But Hal [planetary scientist Hal Levison] dashed my hopes, or at least my certainty. "It's a very weak result," he told me; and indeed the paper spends more column inches on what 2012 VP113 tells us about the inner Oort cloud as a population than it does about this potential "perturber."
"There may be other explanations for this, rather than the extreme position of, "it's a planet"; but I can believe there's something going on".
In other words: something threw these planets into their elliptical orbits, but we still don't know what. Watch this...errr...space.
Take tumbleweeds, a twister, and a small grass fire. Mix. Et voila, a scene like something out of an X-Men movie...
TUMBLEWEED FIRE TWISTER!
Does our human-based perception of events in time blind us to certain aspects of 'reality'? Hummingbirds are notorious for the speed at which they flap their wings (up to 80 times a second), but as the video below shows, when their behaviour is slowed down (in this case, eight times slower than normal speed) other aspects become apparent - in this case, their high-pitched twittering suddenly sounds a whole lot more like a language of some kind.
A few clips at the beginning let us hear "normal" vocalizations of hummingbirds as they squabble at the feeder for last-minute feeding rights at dusk... The video was recorded in 848x480 resolution at 240fps using a GoPro Hero3+ Black edition , then slowed down to about 30fps for playback using GoPro's Studio software. The audio was slowed down roughly the same amount, and since no audio "stretch" effect was used, the pitch and playback are simply lower and slower.
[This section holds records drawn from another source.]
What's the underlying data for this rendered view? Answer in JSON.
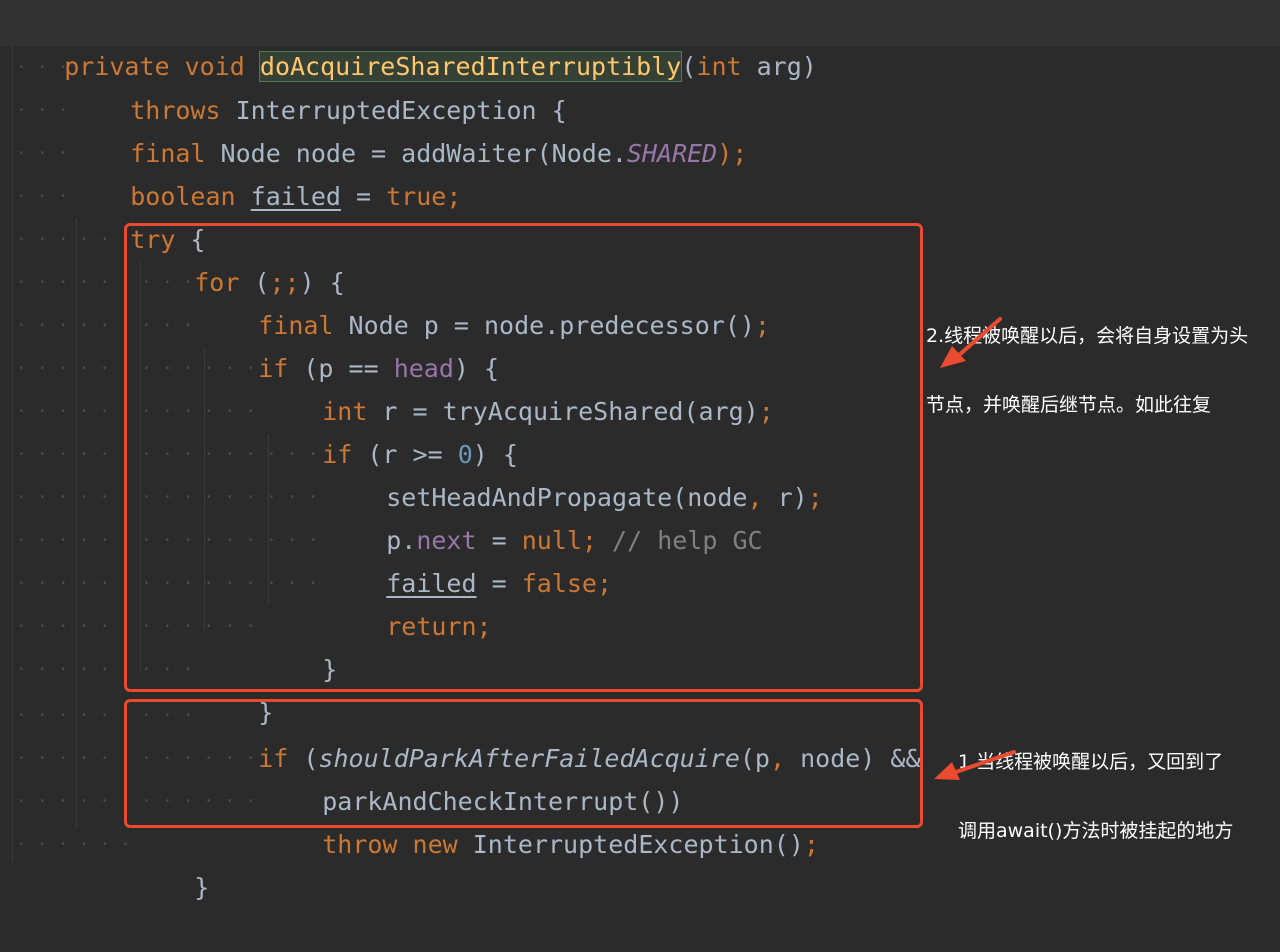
{
  "code": {
    "line1": {
      "p1": "private void ",
      "p2": "doAcquireSharedInterruptibly",
      "p3": "(",
      "p4": "int",
      "p5": " arg)"
    },
    "line2": {
      "p1": "throws",
      "p2": " InterruptedException {"
    },
    "line3": {
      "p1": "final",
      "p2": " Node node = addWaiter(Node.",
      "p3": "SHARED",
      "p4": ");"
    },
    "line4": {
      "p1": "boolean",
      "p2": " ",
      "p3": "failed",
      "p4": " = ",
      "p5": "true",
      "p6": ";"
    },
    "line5": {
      "p1": "try",
      "p2": " {"
    },
    "line6": {
      "p1": "for",
      "p2": " (",
      "p3": ";;",
      "p4": ") {"
    },
    "line7": {
      "p1": "final",
      "p2": " Node p = node.predecessor()",
      "p3": ";"
    },
    "line8": {
      "p1": "if",
      "p2": " (p == ",
      "p3": "head",
      "p4": ") {"
    },
    "line9": {
      "p1": "int",
      "p2": " r = tryAcquireShared(arg)",
      "p3": ";"
    },
    "line10": {
      "p1": "if",
      "p2": " (r >= ",
      "p3": "0",
      "p4": ") {"
    },
    "line11": {
      "p1": "setHeadAndPropagate(node",
      "p2": ",",
      "p3": " r)",
      "p4": ";"
    },
    "line12": {
      "p1": "p.",
      "p2": "next",
      "p3": " = ",
      "p4": "null",
      "p5": ";",
      "p6": " // help GC"
    },
    "line13": {
      "p1": "failed",
      "p2": " = ",
      "p3": "false",
      "p4": ";"
    },
    "line14": {
      "p1": "return",
      "p2": ";"
    },
    "line15": {
      "p1": "}"
    },
    "line16": {
      "p1": "}"
    },
    "line17": {
      "p1": "if",
      "p2": " (",
      "p3": "shouldParkAfterFailedAcquire",
      "p4": "(p",
      "p5": ",",
      "p6": " node) &&"
    },
    "line18": {
      "p1": "parkAndCheckInterrupt())"
    },
    "line19": {
      "p1": "throw",
      "p2": " ",
      "p3": "new",
      "p4": " InterruptedException()",
      "p5": ";"
    },
    "line20": {
      "p1": "}"
    }
  },
  "annotations": {
    "note2_line1": "2.线程被唤醒以后，会将自身设置为头",
    "note2_line2": "节点，并唤醒后继节点。如此往复",
    "note1_line1": "1.当线程被唤醒以后，又回到了",
    "note1_line2": "调用await()方法时被挂起的地方"
  },
  "colors": {
    "background": "#2b2b2b",
    "keyword": "#cc7832",
    "text": "#a9b7c6",
    "field": "#9876aa",
    "number": "#6897bb",
    "comment": "#808080",
    "annotation_box": "#ea4b2f"
  }
}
The reverb effect is naturally produced by the acoustically reflective hard surfaces around the feeder, and are much longer and more more noticeable than in real time.
We already know that slowing down video of an intelligent human makes them sound like a stoner - but in the case of hummingbirds, slowing things down tends to make them seem a whole lot more intelligent.
Coincidentally yesterday I was listening to the song of an Australian magpie and was struck by how much it sounds like intelligent communication. Are birds talking all around us and we're simply deaf to it all?
Too many meatspace responsibilities, not enough time for Grail duties. But the TDG news briefs wait for no man...
- Two colossal statues of Egyptian Pharaoh Amenhotep III unveiled in the Luxor Valley.
- Googling the Nazca Lines.
- Why was Stonehenge built? Seven odd theories about the mysterious monument explained.
- 'Neolithic' long barrow in Wiltshire is the first to be built for 5000 years.
- Ancient shaman sculpture found guarding bodies in underground shaft of Mexican tomb.
- Is there any truth to the myth about Amazon women?
- Planet X myth debunked.
- Giant star-shade could help find an alien Earth.
- Baffling coded messages discovered at university library. Or someone printed out the alphabet in a dingbat font…
- The ancient, peaceful art of self-generated hallucination.
- Victorian occultism and the art of synesthesia.
- Using hypnotic suggestion to model different types of automatic writing.
- Wikipedia founder Jimmy Wales rants at holistic healers petitioning Wikipedia to allow more balanced discourse on alternative therapies.
- Skeptic Karen Stollznow retracts her accusation of sexual assault against fellow skeptic Ben Radford.
- Will technology provide evidence of a living Tasmanian Tiger?
- Is a Cheech and Chong comeback on the cards?
- Beyond Castaneda: A brief history of psychedelics in anthropology (Part 1, 1859-1950).
- Waking up to find the devil in your room.
- Bizarre image or just another fake? 'Old hag' caught on chest of dying hospital patient.
- Evil clown alert for Staten Island.
- 3200-year-old tree is so massive it's never been captured in a single image. Until now.
Quote of the Day:
Cause you are a single grain
A mere molecule
Mistaken for a king
You're only a simple fool
Dallas Green/City and Colour, "Take Care"